Open Access
Author:
Kim, Myung-man
Graduate Program:
Chemical Engineering
Degree:
Doctor of Philosophy
Document Type:
Dissertation
Date of Defense:
December 02, 2005
Committee Members:
  • Brian Dempsey, Committee Member
  • Darrell Velegol, Committee Member
  • Andrew Zydney, Committee Chair
  • Ali Borhan, Committee Member
Keywords:
  • membrane
  • simulations
  • protein
  • particle
Abstract:

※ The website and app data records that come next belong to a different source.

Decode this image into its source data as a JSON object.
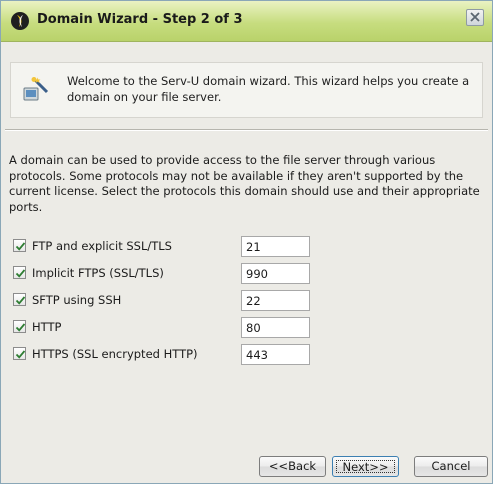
{
  "window": {
    "title": "Domain Wizard - Step 2 of 3",
    "app_icon": "serv-u-logo-icon",
    "close_icon": "close-icon"
  },
  "banner": {
    "icon": "wizard-icon",
    "text": "Welcome to the Serv-U domain wizard. This wizard helps you create a domain on your file server."
  },
  "description": "A domain can be used to provide access to the file server through various protocols. Some protocols may not be available if they aren't supported by the current license. Select the protocols this domain should use and their appropriate ports.",
  "protocols": [
    {
      "label": "FTP and explicit SSL/TLS",
      "checked": true,
      "port": "21"
    },
    {
      "label": "Implicit FTPS (SSL/TLS)",
      "checked": true,
      "port": "990"
    },
    {
      "label": "SFTP using SSH",
      "checked": true,
      "port": "22"
    },
    {
      "label": "HTTP",
      "checked": true,
      "port": "80"
    },
    {
      "label": "HTTPS (SSL encrypted HTTP)",
      "checked": true,
      "port": "443"
    }
  ],
  "buttons": {
    "back": "<<Back",
    "next": "Next>>",
    "cancel": "Cancel"
  },
  "colors": {
    "titlebar": "#c7dd7f",
    "window_bg": "#ecebe6",
    "check_mark": "#2e7d32"
  }
}
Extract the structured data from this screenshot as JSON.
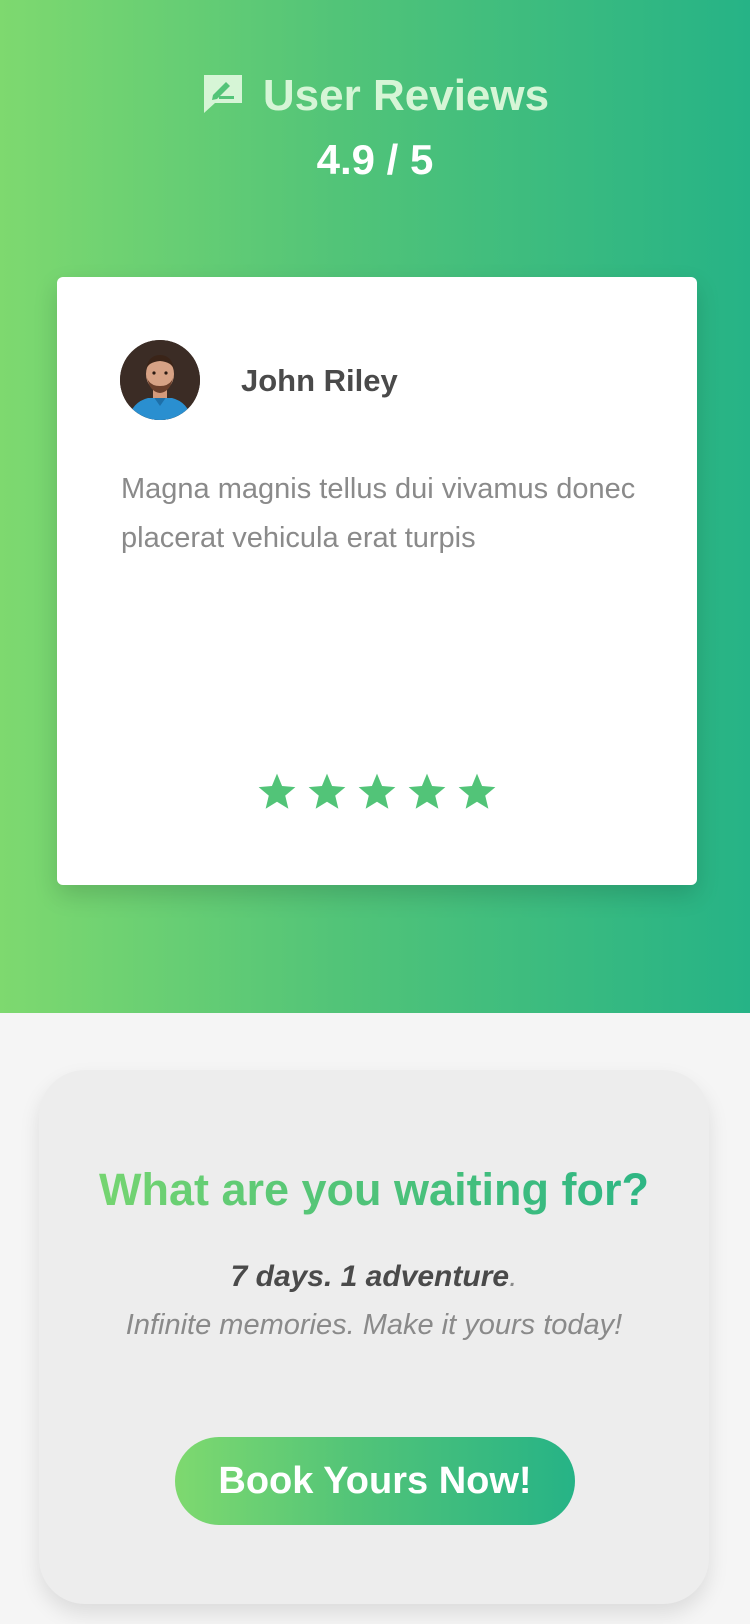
{
  "hero": {
    "title": "User Reviews",
    "title_icon": "chat-edit-icon",
    "rating": "4.9 / 5",
    "gradient": [
      "#7ed96f",
      "#26b386"
    ]
  },
  "review": {
    "name": "John Riley",
    "text": "Magna magnis tellus dui vivamus donec placerat vehicula erat turpis",
    "stars": 5,
    "star_color": "#52c478"
  },
  "cta": {
    "heading": "What are you waiting for?",
    "line1_bold": "7 days. 1 adventure",
    "line1_end": ".",
    "line2": "Infinite memories. Make it yours today!",
    "button_label": "Book Yours Now!"
  }
}
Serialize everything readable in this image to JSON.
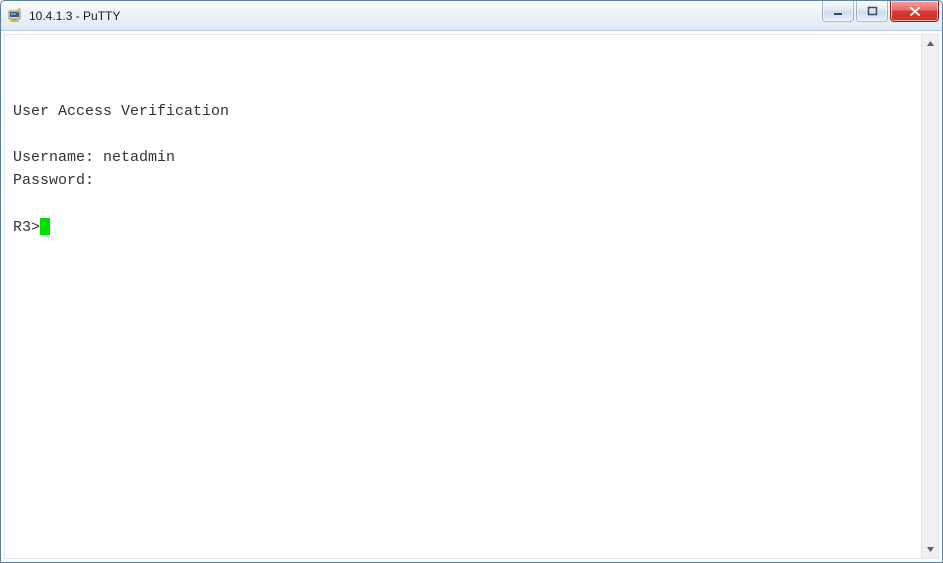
{
  "window": {
    "title": "10.4.1.3 - PuTTY"
  },
  "terminal": {
    "blank_line": "",
    "header": "User Access Verification",
    "username_label": "Username: ",
    "username_value": "netadmin",
    "password_label": "Password:",
    "prompt": "R3>"
  }
}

Particle transport plays a critical role in many membrane systems both with respect to the filtrate flux and the overall selectivity. A number of previous studies have used particle trajectory analysis to obtain insights into the effects of particle transport on the behavior of membrane systems; however, these studies have typically been based on simplified models for the interactions often neglecting the effects of electrostatic, interparticle, and Brownian forces. The objective of this thesis was to obtain a more fundamental understanding of the behavior of membrane systems by performing detailed numerical simulations of the flow and particle trajectories as a function of the device operating conditions. Numerical calculations were performed using the commercial software package FLUENT. The fluid streamlines were evaluated by solution of the Navier-Stokes equation, both in the presence and absence of counter-electroosmosis. Particle trajectories were evaluated by numerical integration of the Langevin equations accounting for the combined effects of electrostatic repulsion, enhanced hydrodynamic drag, Brownian diffusion, and interparticle forces. In the absence of Brownian forces, the particles are unable to enter the pore unless the drag force on the particle associated with the filtration velocity can overcome the electrostatic repulsion between the charged particle and the charged membrane. Interparticle interactions can significantly alter the particle trajectories, allowing particles to overcome the energy barrier and thus reducing the critical flux for particle transmission. Brownian forces allow particles to enter the pore even when the magnitude of the electrostatic repulsion is greater than the hydrodynamic drag, with the particle transmission increasing with increasing filtration velocity. Counter-electroosmosis has a relatively small effect on the fluid streamlines and particle trajectories if simulations are performed at a constant filtrate flux; simulations at constant pressure show a significant difference due to the reduction in filtrate flux associated with the induced streaming potential. Simulations were also performed to evaluate the possible effects of transmembrane pressure pulsing, although un-realistically rapid pulsing was required to have a significant effect on the critical flux. These results provide important insights into the nature of particle motion in membrane systems, and they provide a framework for future analyses of particle trajectories, critical flux, and particle transmission in both microfiltration and ultrafiltration.